((
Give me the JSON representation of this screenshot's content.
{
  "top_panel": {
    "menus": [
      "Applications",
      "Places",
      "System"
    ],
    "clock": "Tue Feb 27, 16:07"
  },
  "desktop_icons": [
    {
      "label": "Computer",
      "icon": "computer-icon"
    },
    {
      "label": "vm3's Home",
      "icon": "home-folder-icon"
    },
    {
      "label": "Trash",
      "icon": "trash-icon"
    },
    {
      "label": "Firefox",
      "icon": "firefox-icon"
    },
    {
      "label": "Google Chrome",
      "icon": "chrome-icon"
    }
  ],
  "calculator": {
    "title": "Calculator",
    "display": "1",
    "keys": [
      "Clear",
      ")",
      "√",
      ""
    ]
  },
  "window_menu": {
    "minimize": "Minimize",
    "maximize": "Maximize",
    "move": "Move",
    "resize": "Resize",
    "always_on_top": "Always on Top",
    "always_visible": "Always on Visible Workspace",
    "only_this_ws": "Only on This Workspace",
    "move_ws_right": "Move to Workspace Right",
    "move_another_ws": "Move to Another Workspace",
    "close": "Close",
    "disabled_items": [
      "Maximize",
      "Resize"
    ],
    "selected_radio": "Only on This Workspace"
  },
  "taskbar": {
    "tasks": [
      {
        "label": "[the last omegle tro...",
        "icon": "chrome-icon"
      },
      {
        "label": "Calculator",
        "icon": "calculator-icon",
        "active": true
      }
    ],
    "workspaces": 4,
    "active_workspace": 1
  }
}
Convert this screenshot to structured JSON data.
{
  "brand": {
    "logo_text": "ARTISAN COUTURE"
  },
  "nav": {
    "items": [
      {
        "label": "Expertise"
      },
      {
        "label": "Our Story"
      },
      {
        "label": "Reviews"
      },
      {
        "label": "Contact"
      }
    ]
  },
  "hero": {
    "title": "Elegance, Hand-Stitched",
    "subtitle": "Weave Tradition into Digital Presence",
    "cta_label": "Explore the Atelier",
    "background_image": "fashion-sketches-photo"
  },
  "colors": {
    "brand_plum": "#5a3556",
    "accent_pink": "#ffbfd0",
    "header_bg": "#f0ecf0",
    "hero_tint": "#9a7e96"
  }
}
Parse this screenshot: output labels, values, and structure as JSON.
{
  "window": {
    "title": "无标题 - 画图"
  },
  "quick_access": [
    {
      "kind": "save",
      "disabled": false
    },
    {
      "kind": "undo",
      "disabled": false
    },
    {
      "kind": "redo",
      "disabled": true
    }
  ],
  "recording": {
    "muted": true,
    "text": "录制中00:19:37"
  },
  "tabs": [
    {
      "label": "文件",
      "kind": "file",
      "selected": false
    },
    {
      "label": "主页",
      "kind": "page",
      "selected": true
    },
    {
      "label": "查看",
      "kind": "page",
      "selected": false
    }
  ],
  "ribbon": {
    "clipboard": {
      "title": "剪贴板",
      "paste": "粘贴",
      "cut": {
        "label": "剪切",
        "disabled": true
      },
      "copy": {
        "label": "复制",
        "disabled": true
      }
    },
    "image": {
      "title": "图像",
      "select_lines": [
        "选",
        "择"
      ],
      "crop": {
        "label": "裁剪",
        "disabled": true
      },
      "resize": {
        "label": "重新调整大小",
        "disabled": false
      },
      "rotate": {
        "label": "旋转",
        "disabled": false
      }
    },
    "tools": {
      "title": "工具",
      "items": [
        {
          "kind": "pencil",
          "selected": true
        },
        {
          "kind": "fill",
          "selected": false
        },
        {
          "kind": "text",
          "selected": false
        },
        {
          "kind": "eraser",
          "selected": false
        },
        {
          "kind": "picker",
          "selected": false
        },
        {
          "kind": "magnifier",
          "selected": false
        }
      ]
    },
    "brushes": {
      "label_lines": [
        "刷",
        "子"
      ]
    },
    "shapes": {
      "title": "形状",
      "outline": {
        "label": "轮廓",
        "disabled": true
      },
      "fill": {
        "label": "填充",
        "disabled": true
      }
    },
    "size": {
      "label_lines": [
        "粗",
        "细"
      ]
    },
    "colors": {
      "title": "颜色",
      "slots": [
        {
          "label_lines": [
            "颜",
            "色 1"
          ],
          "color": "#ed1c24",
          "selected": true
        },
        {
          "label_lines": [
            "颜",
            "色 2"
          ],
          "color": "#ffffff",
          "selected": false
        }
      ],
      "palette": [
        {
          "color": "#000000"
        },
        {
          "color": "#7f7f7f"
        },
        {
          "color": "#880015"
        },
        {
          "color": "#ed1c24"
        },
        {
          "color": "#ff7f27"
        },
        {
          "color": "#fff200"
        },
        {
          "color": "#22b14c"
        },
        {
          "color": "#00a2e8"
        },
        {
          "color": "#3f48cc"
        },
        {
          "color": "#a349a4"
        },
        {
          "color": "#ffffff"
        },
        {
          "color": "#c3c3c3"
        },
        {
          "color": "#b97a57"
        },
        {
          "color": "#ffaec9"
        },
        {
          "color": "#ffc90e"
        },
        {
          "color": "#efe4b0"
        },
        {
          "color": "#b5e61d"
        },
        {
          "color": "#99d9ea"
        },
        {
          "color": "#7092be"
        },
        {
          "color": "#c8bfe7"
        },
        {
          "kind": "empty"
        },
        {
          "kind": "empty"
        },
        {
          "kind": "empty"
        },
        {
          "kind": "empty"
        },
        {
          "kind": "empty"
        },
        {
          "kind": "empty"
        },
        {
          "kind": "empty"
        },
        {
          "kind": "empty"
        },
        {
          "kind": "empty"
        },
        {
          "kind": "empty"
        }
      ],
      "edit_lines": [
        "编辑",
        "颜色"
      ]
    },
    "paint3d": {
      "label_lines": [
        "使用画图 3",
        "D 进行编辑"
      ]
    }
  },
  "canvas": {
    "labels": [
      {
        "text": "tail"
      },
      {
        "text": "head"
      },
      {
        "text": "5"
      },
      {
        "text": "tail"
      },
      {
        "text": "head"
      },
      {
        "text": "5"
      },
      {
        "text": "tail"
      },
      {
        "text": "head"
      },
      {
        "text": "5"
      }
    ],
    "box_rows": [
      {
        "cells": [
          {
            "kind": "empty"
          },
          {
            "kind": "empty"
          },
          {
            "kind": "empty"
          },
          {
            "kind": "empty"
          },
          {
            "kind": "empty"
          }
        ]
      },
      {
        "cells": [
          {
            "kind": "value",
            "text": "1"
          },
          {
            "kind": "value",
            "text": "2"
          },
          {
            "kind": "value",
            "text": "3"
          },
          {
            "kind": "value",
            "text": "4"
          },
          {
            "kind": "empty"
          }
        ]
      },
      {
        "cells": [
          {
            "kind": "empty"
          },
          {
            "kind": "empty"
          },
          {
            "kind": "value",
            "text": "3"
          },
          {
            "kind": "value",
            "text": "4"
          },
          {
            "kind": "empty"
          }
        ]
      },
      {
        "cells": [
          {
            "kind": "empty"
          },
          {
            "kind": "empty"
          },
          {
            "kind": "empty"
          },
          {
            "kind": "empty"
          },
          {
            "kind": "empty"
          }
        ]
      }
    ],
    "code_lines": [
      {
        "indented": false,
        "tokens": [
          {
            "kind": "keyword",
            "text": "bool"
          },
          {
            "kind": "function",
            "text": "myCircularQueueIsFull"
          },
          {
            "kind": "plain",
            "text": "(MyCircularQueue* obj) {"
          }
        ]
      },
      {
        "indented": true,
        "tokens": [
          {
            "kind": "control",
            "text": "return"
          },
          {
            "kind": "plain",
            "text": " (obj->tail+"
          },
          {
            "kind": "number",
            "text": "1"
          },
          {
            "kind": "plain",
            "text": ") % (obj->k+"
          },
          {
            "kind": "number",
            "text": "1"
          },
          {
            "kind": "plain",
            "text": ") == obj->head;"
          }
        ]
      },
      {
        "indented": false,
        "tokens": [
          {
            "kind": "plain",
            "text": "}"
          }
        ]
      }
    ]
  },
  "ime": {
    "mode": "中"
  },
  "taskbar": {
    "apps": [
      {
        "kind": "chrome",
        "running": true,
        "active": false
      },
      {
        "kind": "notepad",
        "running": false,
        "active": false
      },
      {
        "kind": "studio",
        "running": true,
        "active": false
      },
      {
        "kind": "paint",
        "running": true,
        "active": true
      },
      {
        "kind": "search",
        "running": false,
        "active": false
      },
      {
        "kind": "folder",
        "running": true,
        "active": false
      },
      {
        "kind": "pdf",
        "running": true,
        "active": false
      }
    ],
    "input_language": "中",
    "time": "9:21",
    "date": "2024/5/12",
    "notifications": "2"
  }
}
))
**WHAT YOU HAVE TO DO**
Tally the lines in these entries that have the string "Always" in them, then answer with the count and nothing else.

**OUTPUT BELOW**
2